While the political winds have clearly shifted in one direction, there is still a lot of open water to sail before groups reach the beginning of the next Congress. Primaries in major states have yet to be decided, and big, high profile general elections are still staffing and gearing up. If you want to get your issue on the agenda of the next Congress, now is the time to get your issue on the agenda of the possible next Member of Congress. Organize in districts that are likely to swing from one party to the other. Work with media outlets to get your issue asked in interviews or during candidate debates. Inform potential allies ahead of time and have candidates use your talking points at events. It’s easier to get on the agenda while they’re a candidate than a congressman-elect. Take advantage and get in now.

Think About the Next Election

The 2018 election will happen, new members will get elected and will immediately begin thinking about 2020. If the Democrats take back either or both chambers, you will see leadership and freshmen attempted a balanced focus on formulating an agenda that brings those voters back to the polls in 2020, and raising enough money to get the word out.
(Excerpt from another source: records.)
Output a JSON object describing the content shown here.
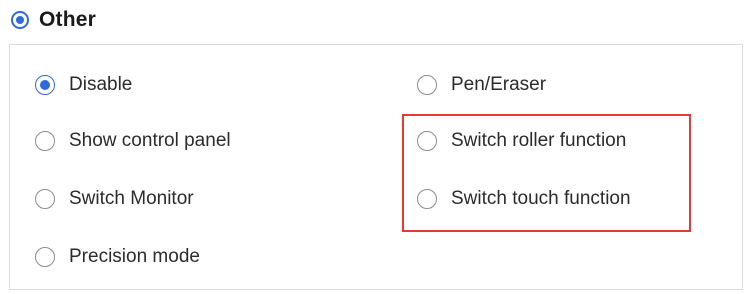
{
  "section": {
    "title": "Other",
    "selected": true
  },
  "options": {
    "disable": {
      "label": "Disable",
      "checked": true
    },
    "show_control_panel": {
      "label": "Show control panel",
      "checked": false
    },
    "switch_monitor": {
      "label": "Switch Monitor",
      "checked": false
    },
    "precision_mode": {
      "label": "Precision mode",
      "checked": false
    },
    "pen_eraser": {
      "label": "Pen/Eraser",
      "checked": false
    },
    "switch_roller_function": {
      "label": "Switch roller function",
      "checked": false
    },
    "switch_touch_function": {
      "label": "Switch touch function",
      "checked": false
    }
  },
  "colors": {
    "accent": "#2f6bd8",
    "highlight": "#e53935"
  }
}
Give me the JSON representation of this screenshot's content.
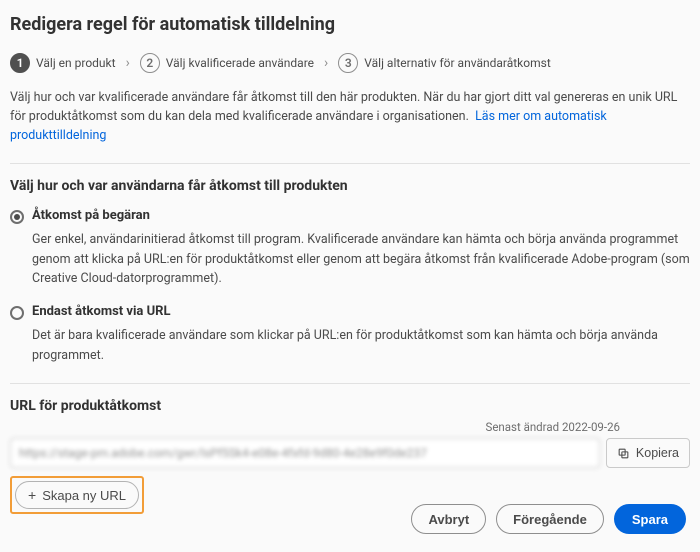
{
  "page": {
    "title": "Redigera regel för automatisk tilldelning"
  },
  "stepper": {
    "steps": [
      {
        "num": "1",
        "label": "Välj en produkt"
      },
      {
        "num": "2",
        "label": "Välj kvalificerade användare"
      },
      {
        "num": "3",
        "label": "Välj alternativ för användaråtkomst"
      }
    ]
  },
  "intro": {
    "text": "Välj hur och var kvalificerade användare får åtkomst till den här produkten. När du har gjort ditt val genereras en unik URL för produktåtkomst som du kan dela med kvalificerade användare i organisationen.",
    "link": "Läs mer om automatisk produkttilldelning"
  },
  "access_section": {
    "heading": "Välj hur och var användarna får åtkomst till produkten",
    "options": [
      {
        "label": "Åtkomst på begäran",
        "desc": "Ger enkel, användarinitierad åtkomst till program. Kvalificerade användare kan hämta och börja använda programmet genom att klicka på URL:en för produktåtkomst eller genom att begära åtkomst från kvalificerade Adobe-program (som Creative Cloud-datorprogrammet).",
        "selected": true
      },
      {
        "label": "Endast åtkomst via URL",
        "desc": "Det är bara kvalificerade användare som klickar på URL:en för produktåtkomst som kan hämta och börja använda programmet.",
        "selected": false
      }
    ]
  },
  "url_section": {
    "title": "URL för produktåtkomst",
    "last_modified_label": "Senast ändrad",
    "last_modified_date": "2022-09-26",
    "url_value": "https://stage-pm.adobe.com/gwr/lsPf5Sk4-e08e-4fxfd-9d80-4e28e9f0de237",
    "copy_label": "Kopiera",
    "create_label": "Skapa ny URL"
  },
  "footer": {
    "cancel": "Avbryt",
    "prev": "Föregående",
    "save": "Spara"
  }
}
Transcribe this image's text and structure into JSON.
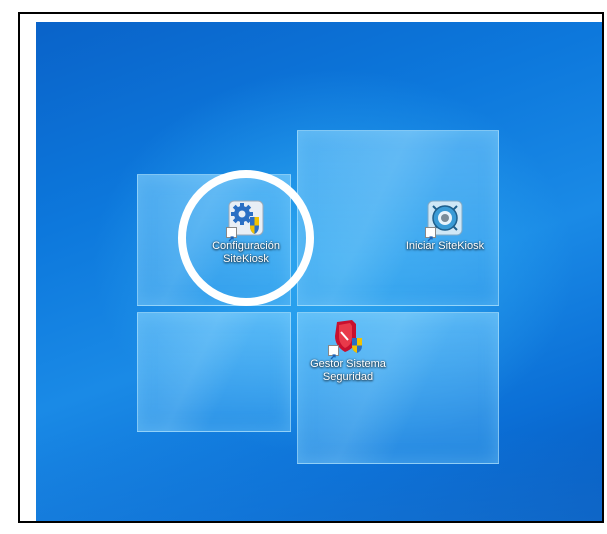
{
  "desktop": {
    "icons": [
      {
        "label": "Configuración\nSiteKiosk",
        "icon": "gear-shield-icon"
      },
      {
        "label": "Iniciar SiteKiosk",
        "icon": "sitekiosk-globe-icon"
      },
      {
        "label": "Gestor Sistema\nSeguridad",
        "icon": "security-shield-icon"
      }
    ]
  },
  "colors": {
    "wallpaper_primary": "#0d78dc",
    "wallpaper_glow": "#2ea8f0",
    "highlight_ring": "#ffffff",
    "frame_border": "#000000"
  }
}
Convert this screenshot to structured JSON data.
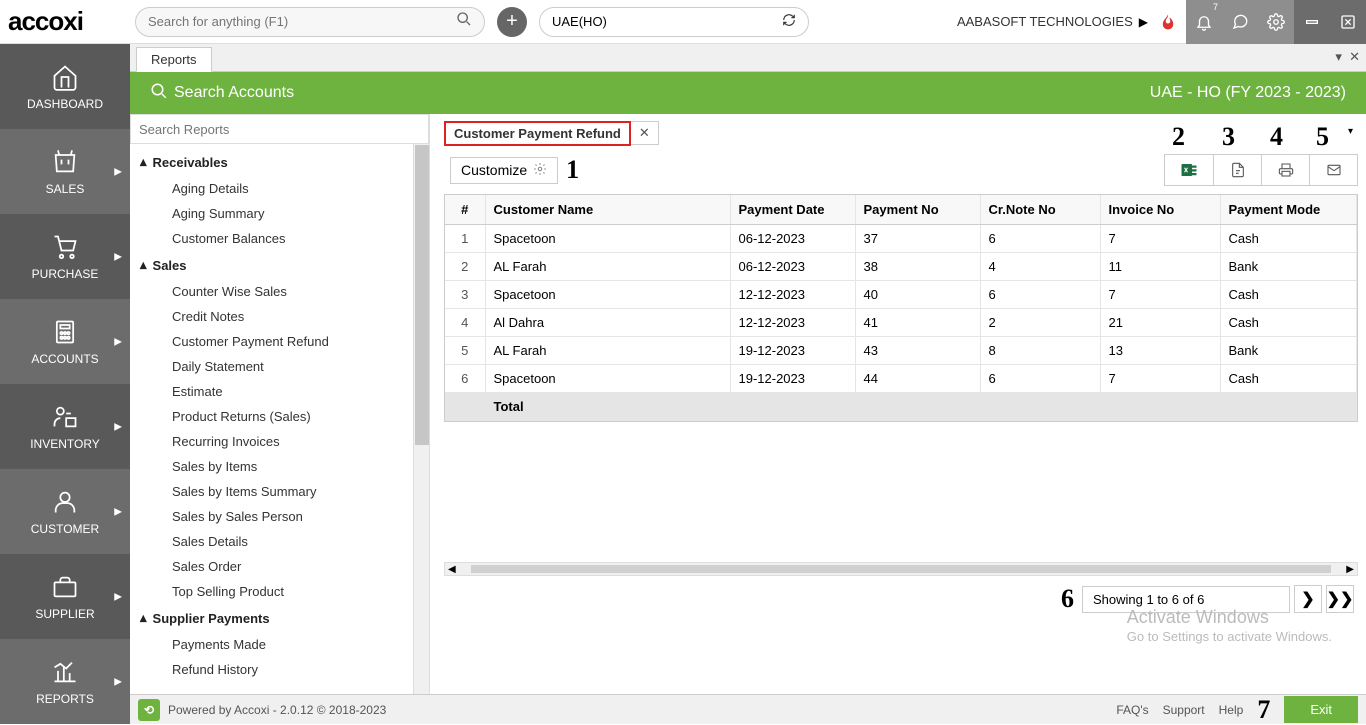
{
  "logo": "accoxi",
  "search_placeholder": "Search for anything (F1)",
  "branch": "UAE(HO)",
  "company": "AABASOFT TECHNOLOGIES",
  "notification_count": "7",
  "sidebar": {
    "items": [
      {
        "label": "DASHBOARD"
      },
      {
        "label": "SALES"
      },
      {
        "label": "PURCHASE"
      },
      {
        "label": "ACCOUNTS"
      },
      {
        "label": "INVENTORY"
      },
      {
        "label": "CUSTOMER"
      },
      {
        "label": "SUPPLIER"
      },
      {
        "label": "REPORTS"
      }
    ]
  },
  "main_tab": "Reports",
  "green_bar": {
    "title": "Search Accounts",
    "context": "UAE - HO (FY 2023 - 2023)"
  },
  "search_reports_placeholder": "Search Reports",
  "tree": {
    "group1": "Receivables",
    "items1": [
      "Aging Details",
      "Aging Summary",
      "Customer Balances"
    ],
    "group2": "Sales",
    "items2": [
      "Counter Wise Sales",
      "Credit Notes",
      "Customer Payment Refund",
      "Daily Statement",
      "Estimate",
      "Product Returns (Sales)",
      "Recurring Invoices",
      "Sales by Items",
      "Sales by Items Summary",
      "Sales by Sales Person",
      "Sales Details",
      "Sales Order",
      "Top Selling Product"
    ],
    "group3": "Supplier Payments",
    "items3": [
      "Payments Made",
      "Refund History"
    ]
  },
  "report_tab": "Customer Payment Refund",
  "customize_label": "Customize",
  "table": {
    "headers": [
      "#",
      "Customer Name",
      "Payment Date",
      "Payment No",
      "Cr.Note No",
      "Invoice No",
      "Payment Mode"
    ],
    "rows": [
      {
        "idx": "1",
        "name": "Spacetoon",
        "date": "06-12-2023",
        "pay": "37",
        "cr": "6",
        "inv": "7",
        "mode": "Cash"
      },
      {
        "idx": "2",
        "name": "AL Farah",
        "date": "06-12-2023",
        "pay": "38",
        "cr": "4",
        "inv": "11",
        "mode": "Bank"
      },
      {
        "idx": "3",
        "name": "Spacetoon",
        "date": "12-12-2023",
        "pay": "40",
        "cr": "6",
        "inv": "7",
        "mode": "Cash"
      },
      {
        "idx": "4",
        "name": "Al Dahra",
        "date": "12-12-2023",
        "pay": "41",
        "cr": "2",
        "inv": "21",
        "mode": "Cash"
      },
      {
        "idx": "5",
        "name": "AL Farah",
        "date": "19-12-2023",
        "pay": "43",
        "cr": "8",
        "inv": "13",
        "mode": "Bank"
      },
      {
        "idx": "6",
        "name": "Spacetoon",
        "date": "19-12-2023",
        "pay": "44",
        "cr": "6",
        "inv": "7",
        "mode": "Cash"
      }
    ],
    "total_label": "Total"
  },
  "pagination": "Showing 1 to 6 of 6",
  "callouts": {
    "c1": "1",
    "c2": "2",
    "c3": "3",
    "c4": "4",
    "c5": "5",
    "c6": "6",
    "c7": "7"
  },
  "watermark": {
    "title": "Activate Windows",
    "sub": "Go to Settings to activate Windows."
  },
  "footer": {
    "powered": "Powered by Accoxi - 2.0.12 © 2018-2023",
    "links": [
      "FAQ's",
      "Support",
      "Help"
    ],
    "exit": "Exit"
  }
}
The establishment will have largely the same priorities, but will also be focused on the 2020 presidential election, as some members aspire to move down Pennsylvania Avenue to the White House.

Only months after the new Congress starts, activists, organizations and organizers will make their way to Iowa and New Hampshire, where they will begin to shape the presidential debate.

If you are one of those activists, organizations and organizers, this means your window is tight. It means now, not later, is the time to prepare and take action to make your mark on the next Congress.

Anthony DeAngelo
Anthony DeAngelo

Anthony DeAngelo, director, media relations, leads external media engagement and thought leadership for APCO’s global corporate marketing and communication team. Read More